If you want to sit in, you generally can, and it’s a lot easier to get a table inside than out on a nice night. Eating outside certainly has its advantages these days, but I felt quite safe eating in, and in most places staff are all masked up, for peace of mind.
An Aperol Spritz in the sun is as easy to acquire as ever, as is a great glass of vino or cold beer. A lot may have changed over the last couple years, but enjoying a fantastic drink in this city has not.
Crucially to me, the coffee scene has improved so much in the last three years, since my last visit. So many on trend, ultra refined coffee bars have popped up, brewing the best roasts and V60, alt milks and all the things a coffee snob cares about. Shout out to Roast Club, Onna Coffee, La Papa and Vita Brevis for the quality drip!
Getting Around The City
Common sense applies here. One of the glorious things about Barcelona is the easy grid to follow. You can always find a landmark and then pretty much follow the grid as your compass. As far as transit options…
Uber is still largely “not” a thing in Barcelona, but Cabify and other operators are. You can download the app before arrival, to help smooth out any arrivals process. Taxis are very easy to hail and now all of them take contactless or card without hassle.
In many ways, the pandemic has made getting around the city much more seamless, since everyone enjoyed a technology upgrade during the downtime. Leaving Barcelona airport, there’s really no need to pre-book any car services, unless you want to.
As for zipping around, mass transit is still in service, including trams, busses and underground. There’s also no shortage of scooter and moped ride share options, so you can really take your pick. It’s such a world class city to walk or bike, it’d be a shame not to, if you can!
Barcelona: Visiting Right Now

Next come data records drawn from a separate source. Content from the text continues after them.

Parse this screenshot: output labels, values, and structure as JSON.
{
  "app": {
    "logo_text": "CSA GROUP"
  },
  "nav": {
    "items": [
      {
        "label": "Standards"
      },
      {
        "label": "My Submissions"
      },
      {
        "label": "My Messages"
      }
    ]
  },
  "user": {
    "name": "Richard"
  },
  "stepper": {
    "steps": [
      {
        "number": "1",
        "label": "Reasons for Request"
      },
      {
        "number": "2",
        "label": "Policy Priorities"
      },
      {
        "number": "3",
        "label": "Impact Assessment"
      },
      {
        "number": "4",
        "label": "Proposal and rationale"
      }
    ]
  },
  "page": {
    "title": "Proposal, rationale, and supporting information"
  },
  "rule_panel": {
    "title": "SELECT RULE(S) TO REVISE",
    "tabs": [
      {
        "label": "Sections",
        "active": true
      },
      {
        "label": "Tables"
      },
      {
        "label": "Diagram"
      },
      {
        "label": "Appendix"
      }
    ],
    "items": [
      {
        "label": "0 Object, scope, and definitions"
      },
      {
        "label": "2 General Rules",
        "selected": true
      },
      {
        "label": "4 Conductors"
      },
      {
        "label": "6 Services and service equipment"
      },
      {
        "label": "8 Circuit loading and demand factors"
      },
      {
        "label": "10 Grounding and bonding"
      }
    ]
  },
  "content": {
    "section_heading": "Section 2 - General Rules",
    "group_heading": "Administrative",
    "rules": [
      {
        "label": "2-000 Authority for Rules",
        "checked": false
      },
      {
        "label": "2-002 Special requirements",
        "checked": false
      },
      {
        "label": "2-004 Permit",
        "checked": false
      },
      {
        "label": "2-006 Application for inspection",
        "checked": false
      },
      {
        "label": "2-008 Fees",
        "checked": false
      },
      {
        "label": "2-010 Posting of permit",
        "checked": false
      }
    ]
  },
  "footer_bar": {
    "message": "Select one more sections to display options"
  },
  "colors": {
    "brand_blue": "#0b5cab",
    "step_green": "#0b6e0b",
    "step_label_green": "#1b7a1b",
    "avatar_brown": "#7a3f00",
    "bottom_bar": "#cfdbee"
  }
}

I loved getting back to Barcelona and have faith that anyone else would too. I think there’s a great vibe here now, with both locals and visitors flocking back to the city center to reestablish old habits and visit favorite places.
For a “foodie”, it’s just really hard to find more than a handful of cities which offer as much to sample. Tapas is such a fun style of food because you get to try so much, but few dishes are ever “expensive”, at least in US or UK terms.
If you’ve been thinking about a trip, but had read things which left you feeling a bit hit and miss, it’s so much more hit than miss here right now, and there’s a magic to any trips right now, before the mass tourism returns.